We headed into the woods with much excitement, as the light was holding steady, the birds were active and patient, and everyone’s spirits were high. In our usual mixed grove of spruce and poplar where we reliably have good sightings of Boreal Chickadees, we were not disappointed. Three of the beautiful little brown birds came in to accept our offering of black oil sunflower seeds, and shortly after, a small flock of Golden-crowned Kinglets also came to investigate the commotion.
Winding our way through the deer paths and game trails back to the path following the river, we heard the distinct and melodious songs of a number of male House Finches. While they’re a species we usually expect up on the top of the ridge, the sheer number of them down in the valley was quite surprising.

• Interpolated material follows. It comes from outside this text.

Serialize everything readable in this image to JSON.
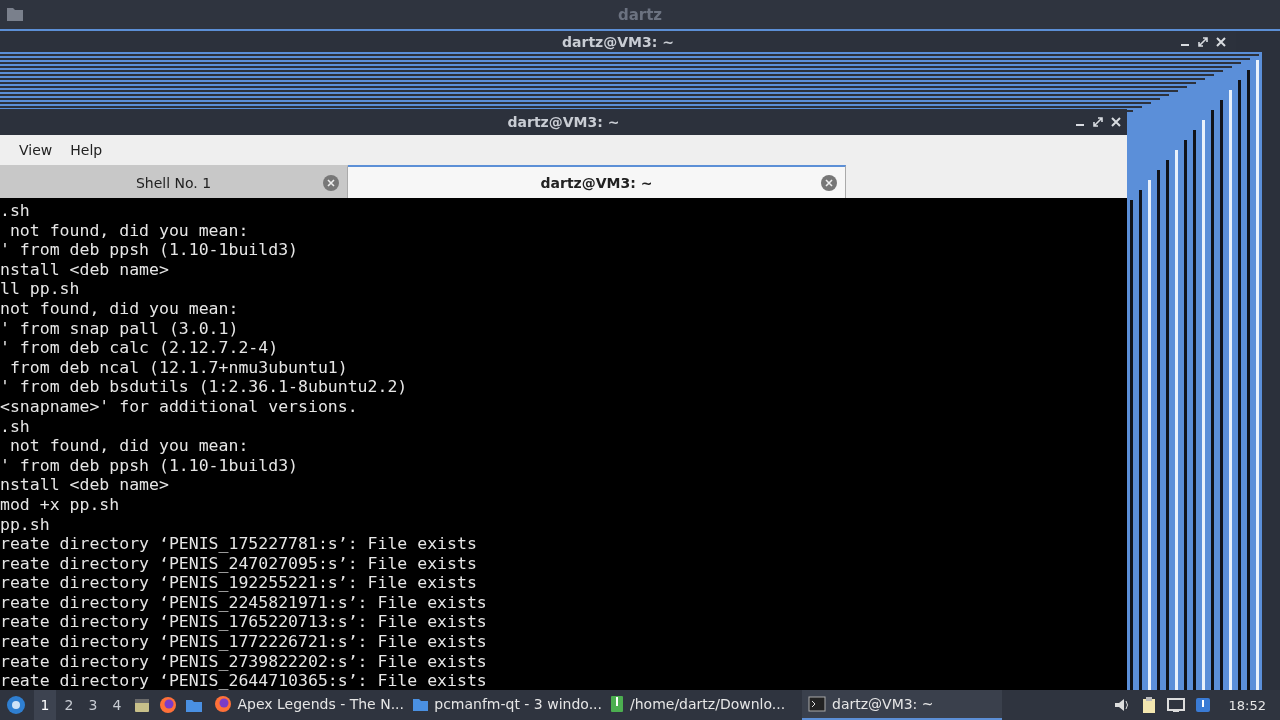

Our circuit continued along the usual route, connecting back with the main pathway after a fairly quiet stretch of pathway, interrupted by brief, but clear views of a juvenile Northern Goshawk, and many flyovers both near and far of Common Ravens and Black-billed Magpies. Our final highlight was this lone Pine Grosbeak eating quietly at the feeder, completely at ease with both our close examination, along with the many runners, walkers, and other folks enjoying the park on this beautiful day.
Next week we’re off to Beaverdam Flats! Good birding, and see you here next week!